Oak and Ash and Thorn – Review
Oak and Ash and Thorn: The Ancient Woods and New Forests of Britain, by Peter Fiennes, September 2017. Oneworld Publications, ISBN 978-1-78607-166-8, 291 pages. RRP: £16.99 (hardback)
This remarkable book captivated me from the first page. Part memoir, part nature-writing, it is a lyrical and evocative account of English woodlands, past and present. Peter Fiennes set himself the task of visiting as many woods, or former woods, as possible during the course of one year. But this is more than just a travelogue or census of what he found: it is both history lesson and glimpse into the future; love-letter and lament; poetry and statistics; despair at human wilfulness and ignorance of the importance of trees, and profound hope founded on all those people who genuinely love trees and will do much to protect them, despite the needs and greed of developers.
Peter Fiennes has that rare gift amongst non-fiction writers of seeming to have a conversation with the reader. His thoughts meander through numerous subjects, like a woodland walk, bringing us back to where he started, having learned much – this reader did, anyway – about anything even remotely connected with trees. And of course, almost everything is connected with trees in some way – rabbits, Druids, coppicing, house-building, magic, poetry, foods, story-telling, Romans, ships, insects, land ownership, wildflowers, climate change, Robin Hood… Fiennes wears his erudition lightly yet passionately, urging us to look afresh at our woods and do all we can to nurture and protect the ones we have, and to grow new woodlands.

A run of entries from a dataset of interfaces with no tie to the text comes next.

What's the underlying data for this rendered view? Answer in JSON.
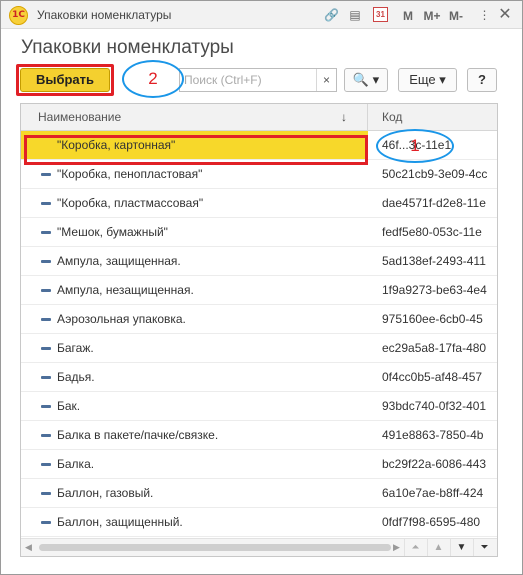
{
  "window": {
    "logo": "1С",
    "title": "Упаковки номенклатуры",
    "titlebar_icons": [
      "link-icon",
      "document-icon",
      "calendar-icon"
    ],
    "calendar_label": "31",
    "memory_buttons": [
      "M",
      "M+",
      "M-"
    ],
    "menu_glyph": "⋮",
    "close_glyph": "✕"
  },
  "form": {
    "title": "Упаковки номенклатуры"
  },
  "toolbar": {
    "select_label": "Выбрать",
    "search_placeholder": "Поиск (Ctrl+F)",
    "search_clear": "×",
    "find_label": "🔍 ▾",
    "more_label": "Еще ▾",
    "help_label": "?"
  },
  "annotations": {
    "callout_1": "1",
    "callout_2": "2",
    "colors": {
      "highlight_border": "#e12026",
      "callout_border": "#1a96e8",
      "selected_row": "#f7d82a"
    }
  },
  "table": {
    "columns": {
      "name": "Наименование",
      "code": "Код",
      "sort_glyph": "↓"
    },
    "selected_index": 0,
    "rows": [
      {
        "name": "\"Коробка, картонная\"",
        "code": "46f...3c-11e1"
      },
      {
        "name": "\"Коробка, пенопластовая\"",
        "code": "50c21cb9-3e09-4cc"
      },
      {
        "name": "\"Коробка, пластмассовая\"",
        "code": "dae4571f-d2e8-11e"
      },
      {
        "name": "\"Мешок, бумажный\"",
        "code": "fedf5e80-053c-11e"
      },
      {
        "name": "Ампула, защищенная.",
        "code": "5ad138ef-2493-411"
      },
      {
        "name": "Ампула, незащищенная.",
        "code": "1f9a9273-be63-4e4"
      },
      {
        "name": "Аэрозольная упаковка.",
        "code": "975160ee-6cb0-45"
      },
      {
        "name": "Багаж.",
        "code": "ec29a5a8-17fa-480"
      },
      {
        "name": "Бадья.",
        "code": "0f4cc0b5-af48-457"
      },
      {
        "name": "Бак.",
        "code": "93bdc740-0f32-401"
      },
      {
        "name": "Балка в пакете/пачке/связке.",
        "code": "491e8863-7850-4b"
      },
      {
        "name": "Балка.",
        "code": "bc29f22a-6086-443"
      },
      {
        "name": "Баллон, газовый.",
        "code": "6a10e7ae-b8ff-424"
      },
      {
        "name": "Баллон, защищенный.",
        "code": "0fdf7f98-6595-480"
      }
    ]
  },
  "scroll_nav": [
    "⏶",
    "▲",
    "▼",
    "⏷"
  ]
}
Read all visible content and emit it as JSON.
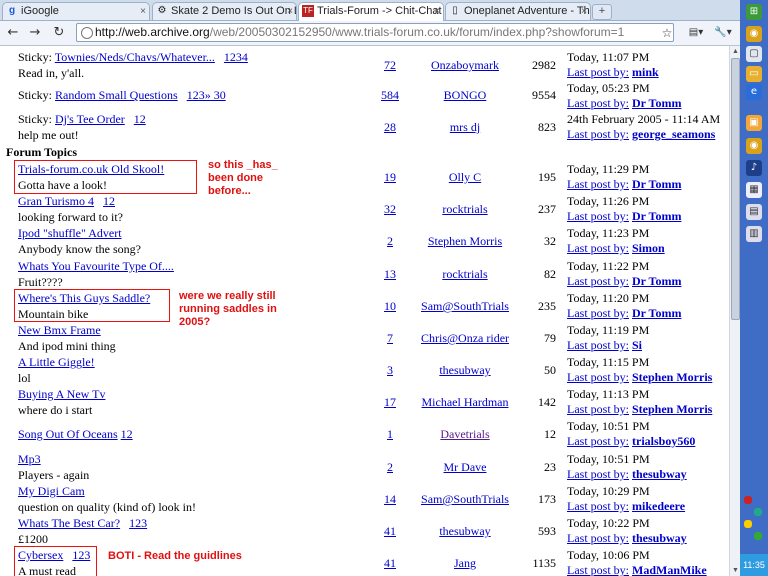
{
  "browser": {
    "tabs": [
      {
        "label": "iGoogle",
        "icon": "google-icon"
      },
      {
        "label": "Skate 2 Demo Is Out On Li...",
        "icon": "settings-icon"
      },
      {
        "label": "Trials-Forum -> Chit-Chat",
        "icon": "forum-icon"
      },
      {
        "label": "Oneplanet Adventure - Th...",
        "icon": "page-icon"
      }
    ],
    "close_glyph": "×",
    "new_tab_glyph": "+",
    "url_domain": "http://web.archive.org",
    "url_rest": "/web/20050302152950/www.trials-forum.co.uk/forum/index.php?showforum=1",
    "back_glyph": "←",
    "forward_glyph": "→",
    "reload_glyph": "↻",
    "star_glyph": "☆",
    "page_menu_glyph": "▤▾",
    "tools_menu_glyph": "🔧▾"
  },
  "sticky_rows": [
    {
      "prefix": "Sticky: ",
      "title": "Townies/Neds/Chavs/Whatever...",
      "pages": "1234",
      "desc": "Read in, y'all.",
      "replies": "72",
      "author": "Onzaboymark",
      "views": "2982",
      "date": "Today, 11:07 PM",
      "last_label": "Last post by:",
      "last_by": "mink"
    },
    {
      "prefix": "Sticky: ",
      "title": "Random Small Questions",
      "pages": "123» 30",
      "desc": "",
      "replies": "584",
      "author": "BONGO",
      "views": "9554",
      "date": "Today, 05:23 PM",
      "last_label": "Last post by:",
      "last_by": "Dr Tomm"
    },
    {
      "prefix": "Sticky: ",
      "title": "Dj's Tee Order",
      "pages": "12",
      "desc": "help me out!",
      "replies": "28",
      "author": "mrs dj",
      "views": "823",
      "date": "24th February 2005 - 11:14 AM",
      "last_label": "Last post by:",
      "last_by": "george_seamons"
    }
  ],
  "section_title": "Forum Topics",
  "topics": [
    {
      "title": "Trials-forum.co.uk Old Skool!",
      "pages": "",
      "desc": "Gotta have a look!",
      "replies": "19",
      "author": "Olly C",
      "views": "195",
      "date": "Today, 11:29 PM",
      "last_label": "Last post by:",
      "last_by": "Dr Tomm"
    },
    {
      "title": "Gran Turismo 4",
      "pages": "12",
      "desc": "looking forward to it?",
      "replies": "32",
      "author": "rocktrials",
      "views": "237",
      "date": "Today, 11:26 PM",
      "last_label": "Last post by:",
      "last_by": "Dr Tomm"
    },
    {
      "title": "Ipod \"shuffle\" Advert",
      "pages": "",
      "desc": "Anybody know the song?",
      "replies": "2",
      "author": "Stephen Morris",
      "views": "32",
      "date": "Today, 11:23 PM",
      "last_label": "Last post by:",
      "last_by": "Simon"
    },
    {
      "title": "Whats You Favourite Type Of....",
      "pages": "",
      "desc": "Fruit????",
      "replies": "13",
      "author": "rocktrials",
      "views": "82",
      "date": "Today, 11:22 PM",
      "last_label": "Last post by:",
      "last_by": "Dr Tomm"
    },
    {
      "title": "Where's This Guys Saddle?",
      "pages": "",
      "desc": "Mountain bike",
      "replies": "10",
      "author": "Sam@SouthTrials",
      "views": "235",
      "date": "Today, 11:20 PM",
      "last_label": "Last post by:",
      "last_by": "Dr Tomm"
    },
    {
      "title": "New Bmx Frame",
      "pages": "",
      "desc": "And ipod mini thing",
      "replies": "7",
      "author": "Chris@Onza rider",
      "views": "79",
      "date": "Today, 11:19 PM",
      "last_label": "Last post by:",
      "last_by": "Si"
    },
    {
      "title": "A Little Giggle!",
      "pages": "",
      "desc": "lol",
      "replies": "3",
      "author": "thesubway",
      "views": "50",
      "date": "Today, 11:15 PM",
      "last_label": "Last post by:",
      "last_by": "Stephen Morris"
    },
    {
      "title": "Buying A New Tv",
      "pages": "",
      "desc": "where do i start",
      "replies": "17",
      "author": "Michael Hardman",
      "views": "142",
      "date": "Today, 11:13 PM",
      "last_label": "Last post by:",
      "last_by": "Stephen Morris"
    },
    {
      "title": "Song Out Of Oceans",
      "pages": "12",
      "desc": "",
      "replies": "1",
      "author": "Davetrials",
      "views": "12",
      "date": "Today, 10:51 PM",
      "last_label": "Last post by:",
      "last_by": "trialsboy560"
    },
    {
      "title": "Mp3",
      "pages": "",
      "desc": "Players - again",
      "replies": "2",
      "author": "Mr Dave",
      "views": "23",
      "date": "Today, 10:51 PM",
      "last_label": "Last post by:",
      "last_by": "thesubway"
    },
    {
      "title": "My Digi Cam",
      "pages": "",
      "desc": "question on quality (kind of) look in!",
      "replies": "14",
      "author": "Sam@SouthTrials",
      "views": "173",
      "date": "Today, 10:29 PM",
      "last_label": "Last post by:",
      "last_by": "mikedeere"
    },
    {
      "title": "Whats The Best Car?",
      "pages": "123",
      "desc": "£1200",
      "replies": "41",
      "author": "thesubway",
      "views": "593",
      "date": "Today, 10:22 PM",
      "last_label": "Last post by:",
      "last_by": "thesubway"
    },
    {
      "title": "Cybersex",
      "pages": "123",
      "desc": "A must read",
      "replies": "41",
      "author": "Jang",
      "views": "1135",
      "date": "Today, 10:06 PM",
      "last_label": "Last post by:",
      "last_by": "MadManMike"
    }
  ],
  "annotations": {
    "old_skool": "so this _has_\nbeen done\nbefore...",
    "saddle": "were we really still\nrunning saddles in\n2005?",
    "cybersex": "BOTI - Read the guidlines"
  },
  "scroll": {
    "up": "▲",
    "down": "▼"
  },
  "clock": "11:35",
  "colors": {
    "annotation": "#e01010",
    "link": "#0000cc",
    "visited": "#551a8b",
    "taskbar": "#3f6cc4"
  }
}
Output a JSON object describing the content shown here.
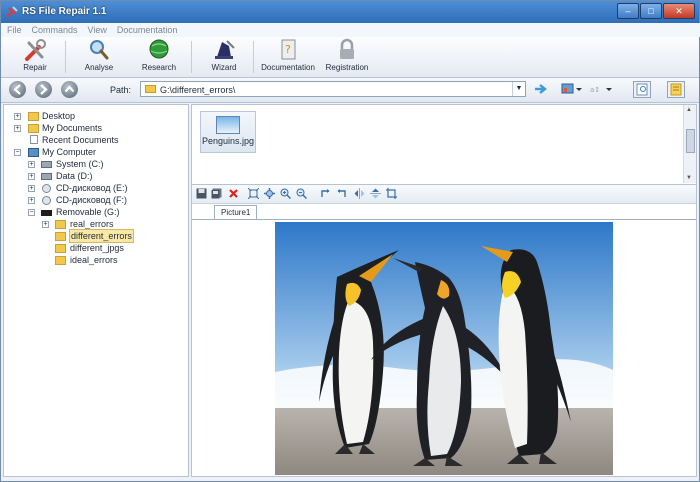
{
  "window": {
    "title": "RS File Repair 1.1"
  },
  "menu": [
    "File",
    "Commands",
    "View",
    "Documentation"
  ],
  "toolbar": {
    "repair": "Repair",
    "analyse": "Analyse",
    "research": "Research",
    "wizard": "Wizard",
    "documentation": "Documentation",
    "registration": "Registration"
  },
  "address": {
    "label": "Path:",
    "value": "G:\\different_errors\\"
  },
  "tree": {
    "desktop": "Desktop",
    "my_documents": "My Documents",
    "recent_documents": "Recent Documents",
    "my_computer": "My Computer",
    "system": "System (C:)",
    "data": "Data (D:)",
    "cd_e": "CD-дисковод (E:)",
    "cd_f": "CD-дисковод (F:)",
    "removable": "Removable (G:)",
    "real_errors": "real_errors",
    "different_errors": "different_errors",
    "different_jpgs": "different_jpgs",
    "ideal_errors": "ideal_errors"
  },
  "files": [
    {
      "name": "Penguins.jpg"
    }
  ],
  "viewer": {
    "tab": "Picture1"
  },
  "colors": {
    "titlebar": "#3a7bc8",
    "accent": "#3c9ad8",
    "selection": "#fbe8a6"
  }
}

We need trees and woods more than we know.
I can’t recommend this book highly enough. It’s a gem, one to treasure.